Apollo Management and Texas Pacific Group want to buy Harrah’s Entertainment, which operates about 40 casinos nationwide. Harrah’s said it has formed a special board of independent directors to evaluate the bid. Harrah’s shares closed at $75.68 Monday, up $9.25, or 13.9 percent.AP photo
LAS VEGAS — Harrah’s Entertainment received a $15.05 billion offer for the company from two private-equity firms in what would be the biggest deal ever for a casino operator and the fifth-largest leveraged buyout in history.
Harrah’s said Monday that Apollo Management and Texas Pacific Group are offering $81 per share in cash, a 22 percent premium to Harrah’s closing stock price Friday on the New York Stock Exchange.
Harrah’s shares surged $9.25, or 13.9 percent, to close at $75.68 on Monday on the New York Stock Exchange.
Harrah’s said it had not committed to the deal, but it established a special committee of independent directors to review the offer and retained UBS Securities LLC as an adviser.
The company did not respond to calls for comment.
Harrah’s operates about 40 casinos throughout the country, including Caesars Palace in Las Vegas, and other casinos under the names Ballys, Horseshoe and Showboat. The Las Vegas-based company beefed up its portfolio with last year’s purchase of Caesars Entertainment Inc., giving it an upscale offering on the Las Vegas Strip.
Analyst Rod Petrik of Stifel Nicolaus said Harrah’s shares had been relatively cheaper than its peers in the casino business for several reasons, “perhaps none more important than its inability to crack into the growing Asian gaming markets.”
Gambling companies’ shares also appeared cheaper than shares in other sectors, providing a prime target for private equity investors, he said in a research note.
Celeste Brown of Morgan Stanley said the benefit of a possible deal would be in managing and expanding the Harrah’s network of casinos rather than selling off the parts.
“Neither a reduction in investment or asset sales (unless they maintain management contracts) makes sense if the value is to be realized,” she said in a research note.
New York-based Apollo Management, with about $10.1 billion in funds under management, did not immediately respond to a request for comment. A spokesman for Texas Pacific Group, with more than $20 billion in funds, had no comment.
If the deal is consummated, it would be the fifth-largest leveraged buyout ever, excluding assumed debt of $10.7 billion, according to data from Thomson Financial. The largest ever was RJR Nabisco Inc.’s $25 billion acquisition by Kohlberg Kravis Roberts & Co. in 1998.

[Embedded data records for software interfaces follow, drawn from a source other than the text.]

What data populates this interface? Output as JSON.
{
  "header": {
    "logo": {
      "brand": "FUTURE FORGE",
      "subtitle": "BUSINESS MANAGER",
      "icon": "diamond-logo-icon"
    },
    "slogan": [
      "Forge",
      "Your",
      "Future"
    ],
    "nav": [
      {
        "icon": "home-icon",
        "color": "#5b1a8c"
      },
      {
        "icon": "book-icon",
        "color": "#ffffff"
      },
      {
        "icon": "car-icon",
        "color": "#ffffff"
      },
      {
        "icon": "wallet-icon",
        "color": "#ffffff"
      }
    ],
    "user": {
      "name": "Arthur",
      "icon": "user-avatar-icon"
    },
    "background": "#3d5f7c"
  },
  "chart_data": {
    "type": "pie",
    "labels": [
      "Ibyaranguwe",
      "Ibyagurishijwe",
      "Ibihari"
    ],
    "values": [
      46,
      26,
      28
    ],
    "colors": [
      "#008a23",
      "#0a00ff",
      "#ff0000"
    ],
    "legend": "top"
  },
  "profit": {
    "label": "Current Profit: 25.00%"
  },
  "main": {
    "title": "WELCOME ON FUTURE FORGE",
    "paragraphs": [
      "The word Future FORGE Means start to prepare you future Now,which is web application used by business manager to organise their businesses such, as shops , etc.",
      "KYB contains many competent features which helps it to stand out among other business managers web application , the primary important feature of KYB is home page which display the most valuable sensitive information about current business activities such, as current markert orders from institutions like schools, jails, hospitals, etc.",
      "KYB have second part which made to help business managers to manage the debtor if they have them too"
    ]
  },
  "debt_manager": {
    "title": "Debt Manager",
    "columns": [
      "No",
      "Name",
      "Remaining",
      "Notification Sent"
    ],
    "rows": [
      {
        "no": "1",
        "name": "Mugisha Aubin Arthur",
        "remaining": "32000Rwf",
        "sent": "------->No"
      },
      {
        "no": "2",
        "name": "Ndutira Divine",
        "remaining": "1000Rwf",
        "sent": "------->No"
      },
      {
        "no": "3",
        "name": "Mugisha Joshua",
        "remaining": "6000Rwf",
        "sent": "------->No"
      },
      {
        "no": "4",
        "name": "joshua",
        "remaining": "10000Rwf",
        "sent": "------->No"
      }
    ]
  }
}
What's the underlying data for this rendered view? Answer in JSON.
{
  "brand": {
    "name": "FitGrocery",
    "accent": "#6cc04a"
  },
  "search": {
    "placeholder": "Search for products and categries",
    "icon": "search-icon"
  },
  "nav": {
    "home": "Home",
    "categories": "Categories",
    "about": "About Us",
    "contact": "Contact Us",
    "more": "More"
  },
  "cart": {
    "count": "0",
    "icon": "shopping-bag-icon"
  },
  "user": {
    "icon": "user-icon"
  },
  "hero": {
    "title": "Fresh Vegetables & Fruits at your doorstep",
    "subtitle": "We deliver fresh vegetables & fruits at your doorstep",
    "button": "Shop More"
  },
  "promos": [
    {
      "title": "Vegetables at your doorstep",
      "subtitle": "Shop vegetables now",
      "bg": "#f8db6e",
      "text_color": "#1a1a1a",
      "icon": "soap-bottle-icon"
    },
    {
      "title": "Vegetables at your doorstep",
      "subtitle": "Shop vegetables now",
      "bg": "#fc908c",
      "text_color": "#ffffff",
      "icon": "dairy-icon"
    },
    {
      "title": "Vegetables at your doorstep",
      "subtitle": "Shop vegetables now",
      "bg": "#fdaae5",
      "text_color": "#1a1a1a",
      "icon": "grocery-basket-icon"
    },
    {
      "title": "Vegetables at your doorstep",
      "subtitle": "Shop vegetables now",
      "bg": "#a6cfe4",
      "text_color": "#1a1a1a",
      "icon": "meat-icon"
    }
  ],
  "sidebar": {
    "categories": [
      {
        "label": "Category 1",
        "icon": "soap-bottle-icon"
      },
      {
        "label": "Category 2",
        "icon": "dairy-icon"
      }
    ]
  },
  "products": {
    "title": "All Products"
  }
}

Private equity funds have been buying into the casino industry since 1998, when Los Angeles-based fund Colony Capital bought Harveys Casino Resorts for $420 million, and followed up with the $280 million purchase of the Las Vegas Hilton casino-hotel in 2004.
A combination of casinos’ valuable real-estate holdings and cash generating power has proven attractive to private funds, but the latest deal would be the biggest in the industry’s history, said Roger Aguinaldo, publisher of The M&A Advisor.
Its hefty size is also seen as convenient to global private equity firms, which amassed some $750 billion in funds last year, he said.
The two funds have retained Las Vegas law firm Schreck Brignone to clear regulatory hurdles, which could take nine months to a year, said partner Frank Schreck. Aside from the funds, a separate company would likely need to be created to control Harrah’s voting shares, he said. For now, the venture is simply called “Project Hamlet,” he said.
Other gambling stocks surged on the news.
Shares in the world’s second largest casino company, MGM Mirage Inc., rose $1.20, or 3 percent, to $40.69. Las Vegas Sands Corp. fell, however, by 58 cents to $67.77, while Wynn Resorts Ltd. rose 74 cents, or 1.1 percent, to $68.75.
Also on Monday, Harrah’s said it entered into a deal with a unit of Boyd Gaming Corp. to exchange about 24 acres that Harrah’s controls on the Las Vegas Strip for Boyd’s Barbary Coast Hotel and Casino.
The Barbary Coast has long been sought by Harrah’s because it is on 4.4 acres on the Strip between several Harrah’s properties, including Imperial Palace, Flamingo, Ballys and Paris.
It was the last major piece of property standing in the way of a massive redevelopment project linking Harrah’s holdings on the Strip.
Boyd Gaming spokesman Rob Stillwell said the straight-swap deal would give Boyd 87 contiguous acres on the Strip, of which it had already assembled 63 acres on the Stardust casino-hotel site for a planned $4 billion megaresort called Echelon Place.